As a conference speaker, I've read the books on how to be a good conference speaker, and coached quite a few people to raise their skills in this area too. However recently I've been meeting more virtual audiences, both delivering virtual training and doing virtual events such as DayCamp4Developers, and I thought I'd share my take on what works well in a setting where people can see your slides, and hear your voice ... and nothing more. Continue reading
In case you haven't seen the news, the next episode of Day Camp 4 Developers is coming up on Friday 26th July. This edition is about getting beyond being awesome at the code, which we know that you are, and picking up some other skills to complete you as a profesional. Whether you work in a large international corporation, a smaller company, or alone, we've got content that will make a difference.
Day Camp 4 Developers is a virtual conference, and it's $40 (about 25 quid for UK people). If you can't make it on the day, just get the video ticket and download the recorded sessions later. What I'm trying to say in this paragraph is that there are quite literally no excuses for missing out on this :)
I am delighted to announce that I'm speaking at the upcoming DayCamp for Developers in early March. The idea behind the daycamps is to bring important but non-technical skills to developers everywhere - so the sessions are virtual and so are the speakers! This time around the topic is Business, so we have a series of speakers to give you advice from a practical, developer-centric point of view - on everything you need to know!
My own talk is "Time and Money"; both are pretty important concepts to have a handle on when you are in business, either as a freelancer or when starting or helping to start a bigger business. Even as an employee, these are really important concepts to understand; most of what I learned about business I learned working with business people in the jobs I had beforehand.
Time is important because we need to figure out how much we have and how to share it around. Money is important because we all like to get paid. I'll be sharing my own tactics for keeping both of them under control so I hope you'll join us!
Did you know that there's a second edition of the DayCamp 4 Developers event coming up in March? The daycamps are a chance for developers to invest a day in their careers, wherever they are, focussing on the soft skills we need to grow beyond coding monkeys and into accomplished and upwardly-mobile professionals. It's a virtual conference, so you can join us from anywhere in the world!
In the new edition of DC4D, I'm giving a session entitled "Could You Telecommute?". I have worked from home for three years and if there's one thing I've learned along the way, it's that it isn't always easy! Telecommuting doesn't suit everyone so if you think you'd like to work this way one day, then I hope to give some pointers for how to tell if it will work out, or how to make it work for you. The event is on March 5th but there are also video-only tickets for those people who would rather watch their sessions back at their own pace.
I have a ticket to give away, so if you want to be my guest, leave me a comment and tell me why I should choose you! NB the tickets are only $35 so this isn't quite as impressive as it might sound, sorry!
I'll pick winners on 26th February, with a week to go to the event.
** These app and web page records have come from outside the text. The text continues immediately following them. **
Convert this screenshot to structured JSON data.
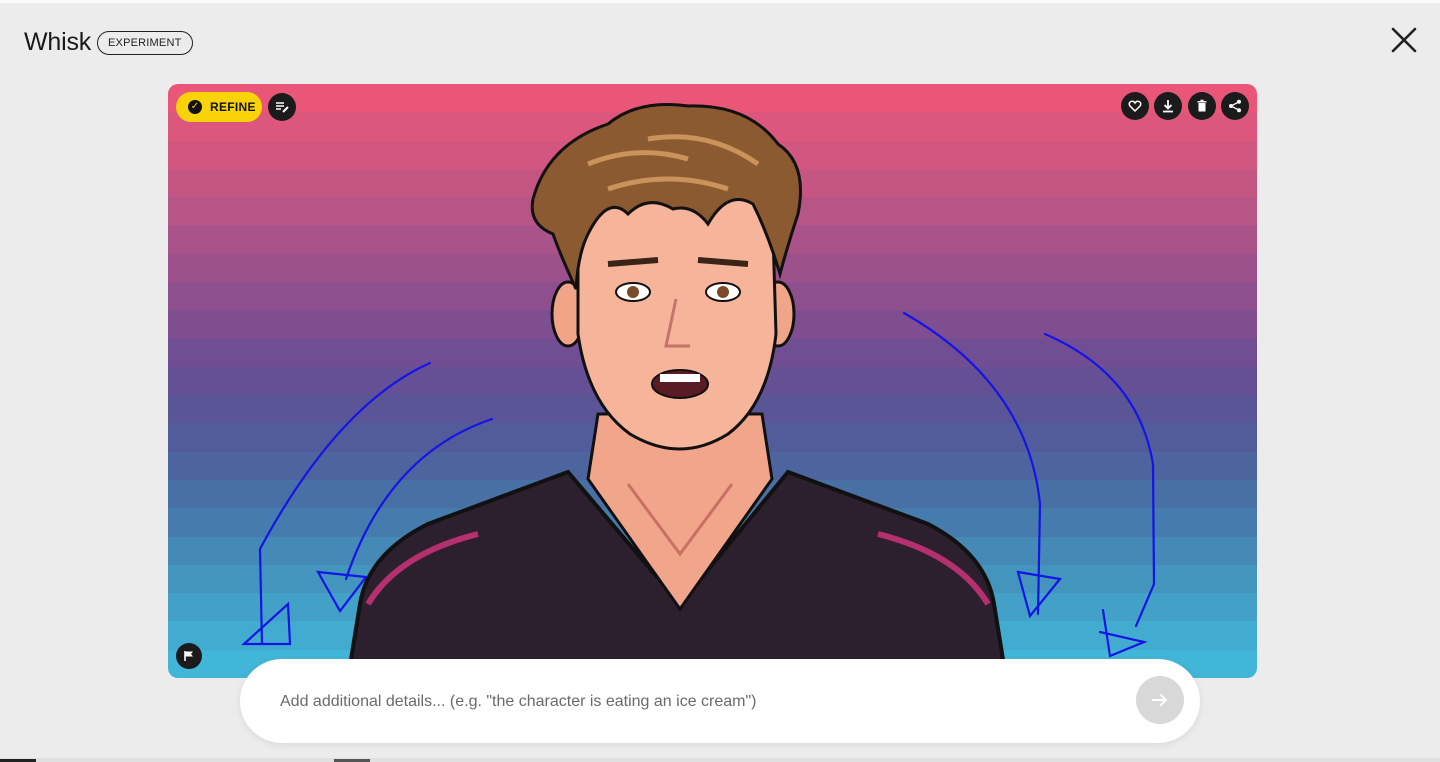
{
  "header": {
    "title": "Whisk",
    "badge": "EXPERIMENT"
  },
  "image_toolbar": {
    "refine_label": "REFINE",
    "icons": [
      "check-circle-icon",
      "edit-notes-icon",
      "heart-icon",
      "download-icon",
      "trash-icon",
      "share-icon",
      "flag-icon"
    ]
  },
  "prompt": {
    "placeholder": "Add additional details... (e.g. \"the character is eating an ice cream\")",
    "value": ""
  },
  "colors": {
    "background": "#ececec",
    "refine_yellow": "#f9d30a",
    "icon_button": "#1b1b1b",
    "annotation_blue": "#1414e6",
    "gradient_top": "#e8567a",
    "gradient_mid": "#6a4c94",
    "gradient_bottom": "#44b8dc"
  }
}
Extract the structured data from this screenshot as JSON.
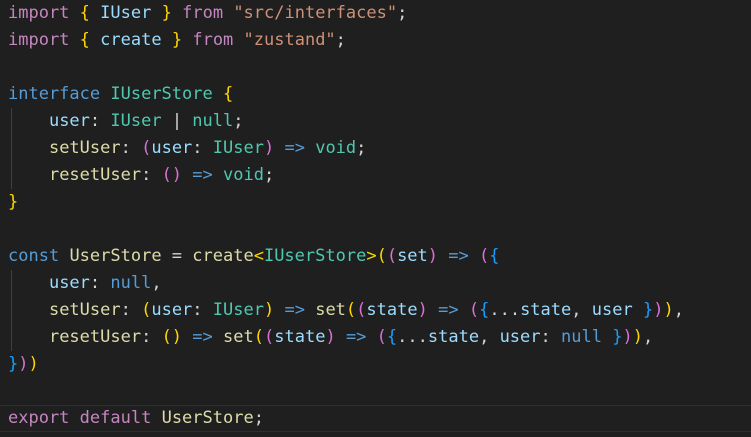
{
  "editor": {
    "background": "#1f1f1f",
    "colors": {
      "keyword": "#569cd6",
      "control": "#c586c0",
      "type": "#4ec9b0",
      "string": "#ce9178",
      "variable": "#9cdcfe",
      "function": "#dcdcaa",
      "const": "#4fc1ff",
      "plain": "#d4d4d4",
      "bracket1": "#ffd700",
      "bracket2": "#da70d6",
      "bracket3": "#179fff"
    },
    "lines": [
      {
        "tokens": [
          {
            "t": "import",
            "c": "control"
          },
          {
            "t": " ",
            "c": "plain"
          },
          {
            "t": "{",
            "c": "bracket1"
          },
          {
            "t": " ",
            "c": "plain"
          },
          {
            "t": "IUser",
            "c": "variable"
          },
          {
            "t": " ",
            "c": "plain"
          },
          {
            "t": "}",
            "c": "bracket1"
          },
          {
            "t": " ",
            "c": "plain"
          },
          {
            "t": "from",
            "c": "control"
          },
          {
            "t": " ",
            "c": "plain"
          },
          {
            "t": "\"src/interfaces\"",
            "c": "string"
          },
          {
            "t": ";",
            "c": "plain"
          }
        ]
      },
      {
        "tokens": [
          {
            "t": "import",
            "c": "control"
          },
          {
            "t": " ",
            "c": "plain"
          },
          {
            "t": "{",
            "c": "bracket1"
          },
          {
            "t": " ",
            "c": "plain"
          },
          {
            "t": "create",
            "c": "variable"
          },
          {
            "t": " ",
            "c": "plain"
          },
          {
            "t": "}",
            "c": "bracket1"
          },
          {
            "t": " ",
            "c": "plain"
          },
          {
            "t": "from",
            "c": "control"
          },
          {
            "t": " ",
            "c": "plain"
          },
          {
            "t": "\"zustand\"",
            "c": "string"
          },
          {
            "t": ";",
            "c": "plain"
          }
        ]
      },
      {
        "tokens": []
      },
      {
        "tokens": [
          {
            "t": "interface",
            "c": "keyword"
          },
          {
            "t": " ",
            "c": "plain"
          },
          {
            "t": "IUserStore",
            "c": "type"
          },
          {
            "t": " ",
            "c": "plain"
          },
          {
            "t": "{",
            "c": "bracket1"
          }
        ]
      },
      {
        "indent": true,
        "tokens": [
          {
            "t": "    ",
            "c": "plain"
          },
          {
            "t": "user",
            "c": "variable"
          },
          {
            "t": ": ",
            "c": "plain"
          },
          {
            "t": "IUser",
            "c": "type"
          },
          {
            "t": " | ",
            "c": "plain"
          },
          {
            "t": "null",
            "c": "type"
          },
          {
            "t": ";",
            "c": "plain"
          }
        ]
      },
      {
        "indent": true,
        "tokens": [
          {
            "t": "    ",
            "c": "plain"
          },
          {
            "t": "setUser",
            "c": "function"
          },
          {
            "t": ": ",
            "c": "plain"
          },
          {
            "t": "(",
            "c": "bracket2"
          },
          {
            "t": "user",
            "c": "variable"
          },
          {
            "t": ": ",
            "c": "plain"
          },
          {
            "t": "IUser",
            "c": "type"
          },
          {
            "t": ")",
            "c": "bracket2"
          },
          {
            "t": " ",
            "c": "plain"
          },
          {
            "t": "=>",
            "c": "keyword"
          },
          {
            "t": " ",
            "c": "plain"
          },
          {
            "t": "void",
            "c": "type"
          },
          {
            "t": ";",
            "c": "plain"
          }
        ]
      },
      {
        "indent": true,
        "tokens": [
          {
            "t": "    ",
            "c": "plain"
          },
          {
            "t": "resetUser",
            "c": "function"
          },
          {
            "t": ": ",
            "c": "plain"
          },
          {
            "t": "()",
            "c": "bracket2"
          },
          {
            "t": " ",
            "c": "plain"
          },
          {
            "t": "=>",
            "c": "keyword"
          },
          {
            "t": " ",
            "c": "plain"
          },
          {
            "t": "void",
            "c": "type"
          },
          {
            "t": ";",
            "c": "plain"
          }
        ]
      },
      {
        "tokens": [
          {
            "t": "}",
            "c": "bracket1"
          }
        ]
      },
      {
        "tokens": []
      },
      {
        "tokens": [
          {
            "t": "const",
            "c": "keyword"
          },
          {
            "t": " ",
            "c": "plain"
          },
          {
            "t": "UserStore",
            "c": "function"
          },
          {
            "t": " = ",
            "c": "plain"
          },
          {
            "t": "create",
            "c": "function"
          },
          {
            "t": "<",
            "c": "bracket1"
          },
          {
            "t": "IUserStore",
            "c": "type"
          },
          {
            "t": ">",
            "c": "bracket1"
          },
          {
            "t": "(",
            "c": "bracket1"
          },
          {
            "t": "(",
            "c": "bracket2"
          },
          {
            "t": "set",
            "c": "variable"
          },
          {
            "t": ")",
            "c": "bracket2"
          },
          {
            "t": " ",
            "c": "plain"
          },
          {
            "t": "=>",
            "c": "keyword"
          },
          {
            "t": " ",
            "c": "plain"
          },
          {
            "t": "(",
            "c": "bracket2"
          },
          {
            "t": "{",
            "c": "bracket3"
          }
        ]
      },
      {
        "indent": true,
        "tokens": [
          {
            "t": "    ",
            "c": "plain"
          },
          {
            "t": "user",
            "c": "variable"
          },
          {
            "t": ": ",
            "c": "plain"
          },
          {
            "t": "null",
            "c": "keyword"
          },
          {
            "t": ",",
            "c": "plain"
          }
        ]
      },
      {
        "indent": true,
        "tokens": [
          {
            "t": "    ",
            "c": "plain"
          },
          {
            "t": "setUser",
            "c": "function"
          },
          {
            "t": ": ",
            "c": "plain"
          },
          {
            "t": "(",
            "c": "bracket1"
          },
          {
            "t": "user",
            "c": "variable"
          },
          {
            "t": ": ",
            "c": "plain"
          },
          {
            "t": "IUser",
            "c": "type"
          },
          {
            "t": ")",
            "c": "bracket1"
          },
          {
            "t": " ",
            "c": "plain"
          },
          {
            "t": "=>",
            "c": "keyword"
          },
          {
            "t": " ",
            "c": "plain"
          },
          {
            "t": "set",
            "c": "function"
          },
          {
            "t": "(",
            "c": "bracket1"
          },
          {
            "t": "(",
            "c": "bracket2"
          },
          {
            "t": "state",
            "c": "variable"
          },
          {
            "t": ")",
            "c": "bracket2"
          },
          {
            "t": " ",
            "c": "plain"
          },
          {
            "t": "=>",
            "c": "keyword"
          },
          {
            "t": " ",
            "c": "plain"
          },
          {
            "t": "(",
            "c": "bracket2"
          },
          {
            "t": "{",
            "c": "bracket3"
          },
          {
            "t": "...",
            "c": "plain"
          },
          {
            "t": "state",
            "c": "variable"
          },
          {
            "t": ", ",
            "c": "plain"
          },
          {
            "t": "user",
            "c": "variable"
          },
          {
            "t": " ",
            "c": "plain"
          },
          {
            "t": "}",
            "c": "bracket3"
          },
          {
            "t": ")",
            "c": "bracket2"
          },
          {
            "t": ")",
            "c": "bracket1"
          },
          {
            "t": ",",
            "c": "plain"
          }
        ]
      },
      {
        "indent": true,
        "tokens": [
          {
            "t": "    ",
            "c": "plain"
          },
          {
            "t": "resetUser",
            "c": "function"
          },
          {
            "t": ": ",
            "c": "plain"
          },
          {
            "t": "()",
            "c": "bracket1"
          },
          {
            "t": " ",
            "c": "plain"
          },
          {
            "t": "=>",
            "c": "keyword"
          },
          {
            "t": " ",
            "c": "plain"
          },
          {
            "t": "set",
            "c": "function"
          },
          {
            "t": "(",
            "c": "bracket1"
          },
          {
            "t": "(",
            "c": "bracket2"
          },
          {
            "t": "state",
            "c": "variable"
          },
          {
            "t": ")",
            "c": "bracket2"
          },
          {
            "t": " ",
            "c": "plain"
          },
          {
            "t": "=>",
            "c": "keyword"
          },
          {
            "t": " ",
            "c": "plain"
          },
          {
            "t": "(",
            "c": "bracket2"
          },
          {
            "t": "{",
            "c": "bracket3"
          },
          {
            "t": "...",
            "c": "plain"
          },
          {
            "t": "state",
            "c": "variable"
          },
          {
            "t": ", ",
            "c": "plain"
          },
          {
            "t": "user",
            "c": "variable"
          },
          {
            "t": ": ",
            "c": "plain"
          },
          {
            "t": "null",
            "c": "keyword"
          },
          {
            "t": " ",
            "c": "plain"
          },
          {
            "t": "}",
            "c": "bracket3"
          },
          {
            "t": ")",
            "c": "bracket2"
          },
          {
            "t": ")",
            "c": "bracket1"
          },
          {
            "t": ",",
            "c": "plain"
          }
        ]
      },
      {
        "tokens": [
          {
            "t": "}",
            "c": "bracket3"
          },
          {
            "t": ")",
            "c": "bracket2"
          },
          {
            "t": ")",
            "c": "bracket1"
          }
        ]
      },
      {
        "tokens": []
      },
      {
        "current": true,
        "tokens": [
          {
            "t": "export",
            "c": "control"
          },
          {
            "t": " ",
            "c": "plain"
          },
          {
            "t": "default",
            "c": "control"
          },
          {
            "t": " ",
            "c": "plain"
          },
          {
            "t": "UserStore",
            "c": "function"
          },
          {
            "t": ";",
            "c": "plain"
          }
        ]
      }
    ]
  }
}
This weekend I'm presenting at DayCamp4Developers, a virtual event comprising a full day of workshops for developers of all disciplines to improve their soft skills and move forward in their career. I get to attend since I'm speaking, but even after I've given my slot I know I'll be online to watch the other talks and I know I'll learn something myself! I believe that, however good your technical skills are, being able to communicate effectively means the different between being the bearded expert in the corner who knows everything but has been in the same job 10 years, and being the high flier that soft skills and technical skills combined could make you.
I have one guest ticket for this event, and I want to make sure that it goes to someone who will make good use of it. So, if you would like to be my guest for DayCamp4Developers, this weekend 6th November, then leave me a comment and tell me why you want to attend. In a couple of days (probably Wednesday evening, UK time) I'll close the comments and pick a winner - put your email address in the comments box (it isn't displayed) so I can reach you and let you know.
If you don't win, and want to join us anyway, then you can still buy tickets. Check with your local user group if they have an affiliate code and if not - use this link to buy your tickets, using my affiliate code ;)
Looking forward to "seeing" everyone on Saturday!
It's three months since I gave up the day job and so many people have asked me how it's going, that I thought I'd give a quick round up!
I am a statistics nut so it will surprise nobody that I track my time religiously (using harvest, which I'll post about some day soon). From this I can tell you that I spend about 40% of my time working for other people, and the rest doing things like writing, preparing talks, accounts, meetings, or whatever. I've also taken 14 days off, which has been absolutely fabulous after a decidedly work-heavy first half of 2010. The biggest change is that I've only worked one weekend day. One.
I'm very excited by a new virtual event which is coming up, and at which I have been invited to speak. This is Day Camp 4 Developers, an event aimed at developers of all disciplines and focussing on the soft skills that sometimes we miss in our pursuit of technical excellence. I'll be giving my talk "Open Source Your Career", which looks at how being involved in open source outside of work can improve our professional development. The event is on November 6th, and you can buy tickets here.
There are a number of things that really appeal to me about this event: Continue reading